Landlord and Tenant Disputes
Thomson Hayton Winkley act for both commercial and domestic Landlords, and tenants, in a wide range of disputes.
From disputes over rent and payments to knowing your legal obligations either as a landlord or as a tenant, we can provide sound legal advice to help resolve your situation quickly, which may involve mediation or in some cases going to Court.
If you are a residential tenant on a low income, you may be eligible for free, or low cost advice from the Charity Shelter.
If you are a residential landlord you can regain possession of your property by serving what is known as a section 21 Notice, giving the tenant at least two months notice to leave. If they do not leave, you can issue Court proceedings for possession. Alternatively, you can serve what is known as a section 8 notice if the tenant is in arrears of rent or otherwise in breach of the terms of the tenancy agreement. Again, Court proceedings can be issued if they do not leave when the notice expires. It is very important to get the notices correct, or they will not be valid. For that reason it is best to take advice before serving the notice. We would always want to see a copy of the tenancy agreement first.

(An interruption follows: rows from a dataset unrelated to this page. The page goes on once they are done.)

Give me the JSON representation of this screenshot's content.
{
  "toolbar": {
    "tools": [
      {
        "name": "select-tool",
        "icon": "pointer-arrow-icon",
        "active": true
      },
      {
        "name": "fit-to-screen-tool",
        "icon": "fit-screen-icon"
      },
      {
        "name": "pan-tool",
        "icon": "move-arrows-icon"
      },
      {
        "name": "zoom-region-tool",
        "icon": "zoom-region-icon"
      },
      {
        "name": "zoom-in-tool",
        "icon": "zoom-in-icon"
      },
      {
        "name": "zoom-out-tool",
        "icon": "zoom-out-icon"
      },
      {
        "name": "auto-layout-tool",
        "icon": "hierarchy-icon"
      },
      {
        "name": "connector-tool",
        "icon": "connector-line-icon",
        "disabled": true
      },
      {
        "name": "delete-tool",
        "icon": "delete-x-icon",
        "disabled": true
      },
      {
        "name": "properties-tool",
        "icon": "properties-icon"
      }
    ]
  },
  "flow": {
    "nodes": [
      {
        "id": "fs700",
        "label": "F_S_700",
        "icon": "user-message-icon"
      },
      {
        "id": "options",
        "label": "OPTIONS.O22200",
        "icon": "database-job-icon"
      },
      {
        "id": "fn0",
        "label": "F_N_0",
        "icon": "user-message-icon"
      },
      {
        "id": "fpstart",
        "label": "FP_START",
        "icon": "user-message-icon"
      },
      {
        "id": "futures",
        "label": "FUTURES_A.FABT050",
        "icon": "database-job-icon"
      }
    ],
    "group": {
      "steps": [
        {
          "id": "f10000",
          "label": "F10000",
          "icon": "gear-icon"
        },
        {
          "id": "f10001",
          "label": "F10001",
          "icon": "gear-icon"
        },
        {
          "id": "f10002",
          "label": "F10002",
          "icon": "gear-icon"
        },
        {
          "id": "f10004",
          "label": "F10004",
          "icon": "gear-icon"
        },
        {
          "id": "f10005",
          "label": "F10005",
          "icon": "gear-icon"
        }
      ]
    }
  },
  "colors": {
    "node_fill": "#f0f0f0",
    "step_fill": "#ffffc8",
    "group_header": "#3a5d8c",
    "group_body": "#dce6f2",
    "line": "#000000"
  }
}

If you are a commercial landlord you may have grounds to bring the lease to an end if the tenant is in breach of certain obligations. To enable us to advise you, we would need to see a copy of your lease and full details of the various breaches you allege. In some cases you may be able to take back the property without Court proceedings, but again you should take advice before considering this.

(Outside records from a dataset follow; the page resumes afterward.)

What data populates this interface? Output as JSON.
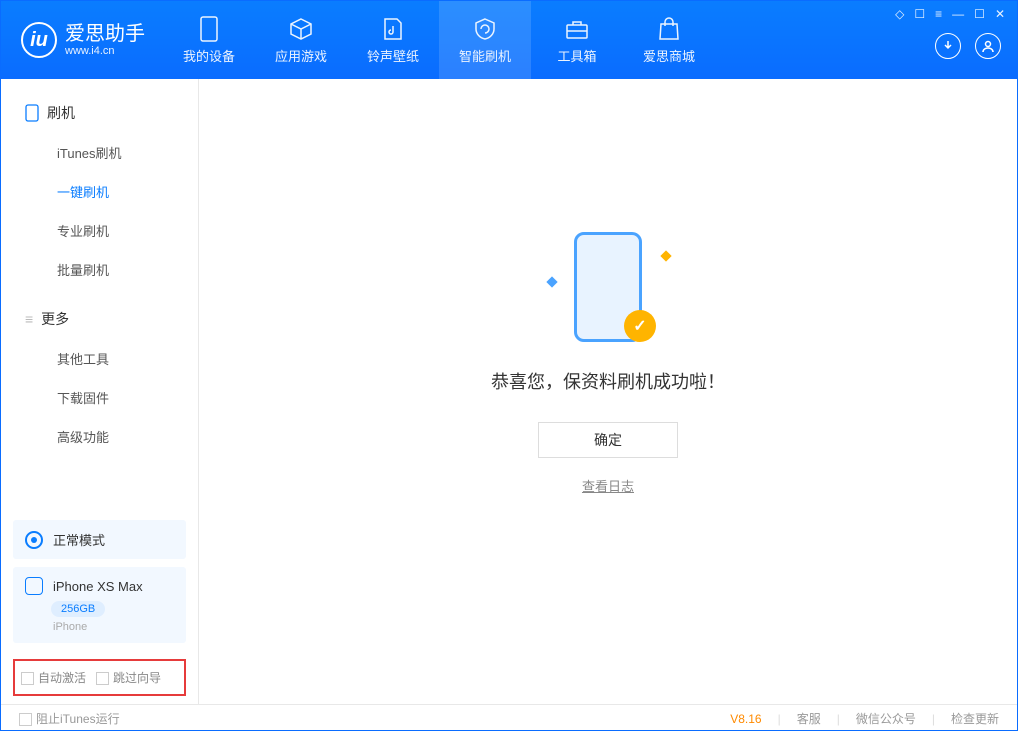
{
  "app": {
    "name": "爱思助手",
    "url": "www.i4.cn"
  },
  "tabs": {
    "device": "我的设备",
    "apps": "应用游戏",
    "wallpaper": "铃声壁纸",
    "flash": "智能刷机",
    "tools": "工具箱",
    "store": "爱思商城"
  },
  "sidebar": {
    "group_flash": "刷机",
    "items_flash": {
      "itunes": "iTunes刷机",
      "oneclick": "一键刷机",
      "pro": "专业刷机",
      "batch": "批量刷机"
    },
    "group_more": "更多",
    "items_more": {
      "other": "其他工具",
      "firmware": "下载固件",
      "advanced": "高级功能"
    }
  },
  "status": {
    "mode": "正常模式"
  },
  "device": {
    "name": "iPhone XS Max",
    "storage": "256GB",
    "type": "iPhone"
  },
  "options": {
    "auto_activate": "自动激活",
    "skip_guide": "跳过向导"
  },
  "main": {
    "success_message": "恭喜您，保资料刷机成功啦！",
    "ok_button": "确定",
    "log_link": "查看日志"
  },
  "footer": {
    "block_itunes": "阻止iTunes运行",
    "version": "V8.16",
    "support": "客服",
    "wechat": "微信公众号",
    "update": "检查更新"
  }
}
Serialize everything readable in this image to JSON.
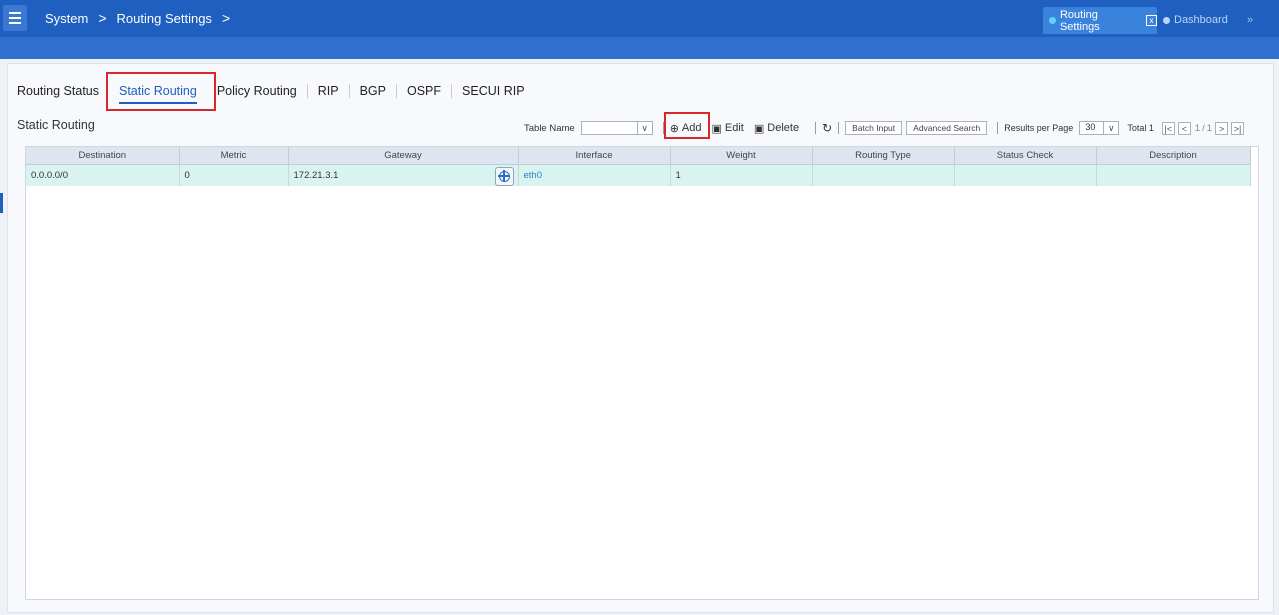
{
  "breadcrumb": {
    "item1": "System",
    "item2": "Routing Settings",
    "sep": ">"
  },
  "window_tabs": {
    "active": "Routing Settings",
    "close": "x",
    "second": "Dashboard",
    "more": "»"
  },
  "tabs": [
    {
      "label": "Routing Status"
    },
    {
      "label": "Static Routing"
    },
    {
      "label": "Policy Routing"
    },
    {
      "label": "RIP"
    },
    {
      "label": "BGP"
    },
    {
      "label": "OSPF"
    },
    {
      "label": "SECUI RIP"
    }
  ],
  "section_title": "Static Routing",
  "toolbar": {
    "table_name_label": "Table Name",
    "table_name_value": "",
    "add_label": "Add",
    "edit_label": "Edit",
    "delete_label": "Delete",
    "batch_input_label": "Batch Input",
    "advanced_search_label": "Advanced Search",
    "results_per_page_label": "Results per Page",
    "results_per_page_value": "30",
    "total_label": "Total 1",
    "page_current": "1",
    "page_total": "1"
  },
  "table": {
    "columns": [
      "Destination",
      "Metric",
      "Gateway",
      "Interface",
      "Weight",
      "Routing Type",
      "Status Check",
      "Description"
    ],
    "rows": [
      {
        "destination": "0.0.0.0/0",
        "metric": "0",
        "gateway": "172.21.3.1",
        "interface": "eth0",
        "weight": "1",
        "routing_type": "",
        "status_check": "",
        "description": ""
      }
    ]
  },
  "colors": {
    "brand_blue": "#1e5fc0",
    "highlight_red": "#d8262a",
    "row_selected": "#d9f3f0"
  },
  "icons": [
    "menu-icon",
    "close-icon",
    "add-circle-icon",
    "edit-icon",
    "delete-icon",
    "refresh-icon",
    "first-page-icon",
    "prev-page-icon",
    "next-page-icon",
    "last-page-icon",
    "gateway-globe-icon",
    "chevron-down-icon"
  ]
}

In most cases where the tenant is in arrears, the landlord will want to get the property back – see above. Alternatively you can take proceedings for rent arrears, whether separately or as part of the possession proceedings. However, you always need to bear in mind that if the tenant is in arrears, they may not have the means to clear the arrears and taking further action may mean that you end up throwing good money after bad. In some cases, the priority is to get the tenant out as soon as possible and cut your losses.
For commercial landlords, the situation may be different in that your lease may provide means for you to instruct a Bailiff to seize goods belonging to the tenant. However care must be taken that you do not prejudice your right to terminate the lease and advice should always be taken.

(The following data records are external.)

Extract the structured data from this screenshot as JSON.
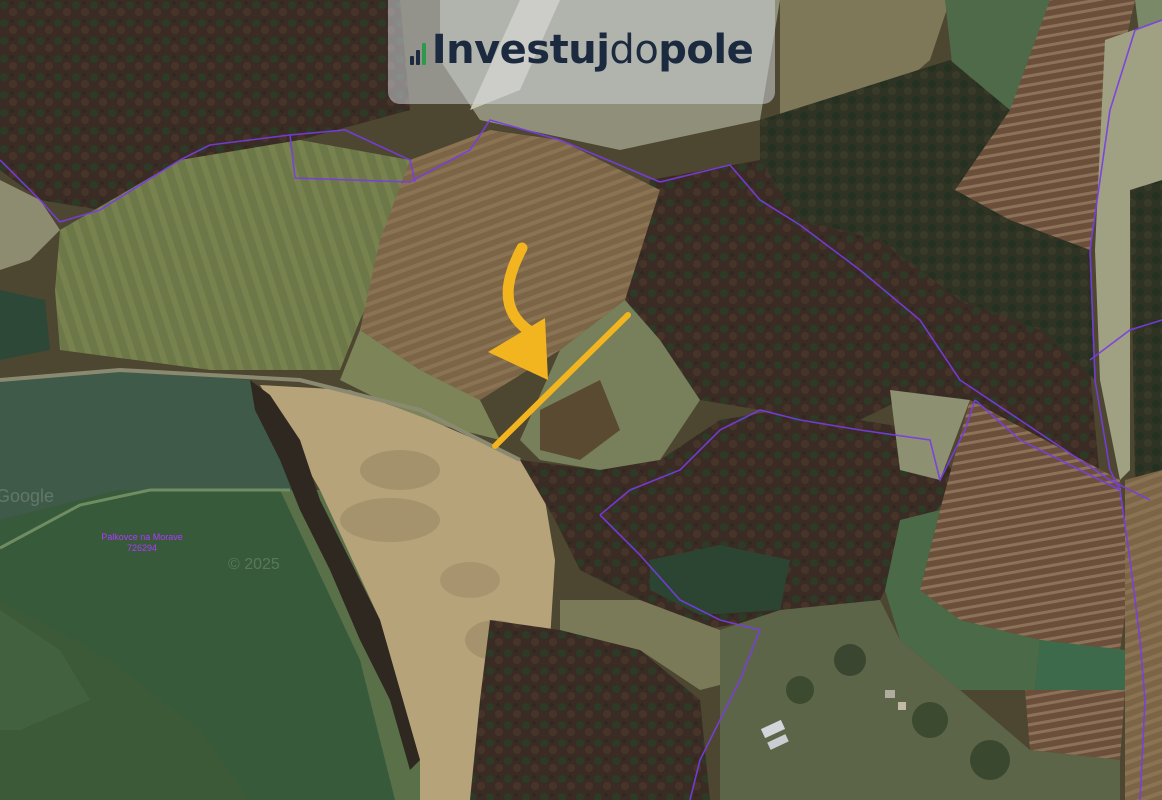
{
  "map": {
    "type": "satellite-cadastral",
    "boundary_color": "#7a3ce6",
    "highlight_color": "#f2b41f"
  },
  "logo": {
    "part1": "Investuj",
    "part2": "do",
    "part3": "pole",
    "icon": "bar-chart-icon"
  },
  "parcel_label": {
    "line1": "Palkovce na Morave",
    "line2": "726294"
  },
  "watermarks": {
    "google": "Google",
    "copyright": "© 2025"
  },
  "arrow": {
    "icon": "curved-arrow-down-icon"
  }
}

Residential tenants have rights under the Protection from Eviction Act 1977 and Housing Act 1988. Their landlord must also ensure that their Deposit is protected. If you are concerned about your landlord’s behaviour, contact us for further advice.
As a Residential Landlord you must ensure that you do not fall foul of your legal obligations, because action could be taken against you, and you may have difficulties recovering possession should you need to do so. Contact us for further advice is you are unsure of your obligations.